A picture-free, exact reproduction of the listing that follows is required.

* Data in this exercise:
Start of Block

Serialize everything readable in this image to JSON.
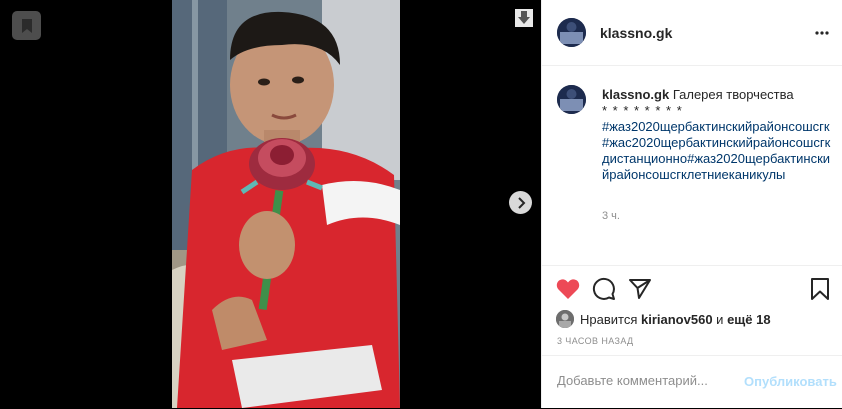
{
  "post": {
    "username": "klassno.gk",
    "caption_text": "Галерея творчества",
    "caption_stars": "* * * * * * * *",
    "caption_tags": "#жаз2020щербактинскийрайонсошсгк#жас2020щербактинскийрайонсошсгкдистанционно#жаз2020щербактинскийрайонсошсгклетниеканикулы",
    "time_ago": "3 ч.",
    "liked_by_prefix": "Нравится",
    "liked_by_user": "kirianov560",
    "liked_by_middle": "и",
    "liked_by_others": "ещё 18",
    "date_label": "3 ЧАСОВ НАЗАД"
  },
  "comment": {
    "placeholder": "Добавьте комментарий...",
    "post_label": "Опубликовать"
  },
  "colors": {
    "like_red": "#ed4956",
    "link_blue": "#00376b",
    "post_button_disabled": "#b2dffc"
  },
  "icons": [
    "bookmark-icon",
    "download-icon",
    "chevron-right-icon",
    "more-icon",
    "heart-icon",
    "comment-icon",
    "share-icon",
    "save-icon"
  ]
}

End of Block

* Exercise result:
Serialize everything readable in this image to JSON.
{
  "post": {
    "username": "klassno.gk",
    "caption_text": "Галерея творчества",
    "caption_stars": "* * * * * * * *",
    "caption_tags": "#жаз2020щербактинскийрайонсошсгк#жас2020щербактинскийрайонсошсгкдистанционно#жаз2020щербактинскийрайонсошсгклетниеканикулы",
    "time_ago": "3 ч.",
    "liked_by_prefix": "Нравится",
    "liked_by_user": "kirianov560",
    "liked_by_middle": "и",
    "liked_by_others": "ещё 18",
    "date_label": "3 ЧАСОВ НАЗАД"
  },
  "comment": {
    "placeholder": "Добавьте комментарий...",
    "post_label": "Опубликовать"
  },
  "colors": {
    "like_red": "#ed4956",
    "link_blue": "#00376b",
    "post_button_disabled": "#b2dffc"
  },
  "icons": [
    "bookmark-icon",
    "download-icon",
    "chevron-right-icon",
    "more-icon",
    "heart-icon",
    "comment-icon",
    "share-icon",
    "save-icon"
  ]
}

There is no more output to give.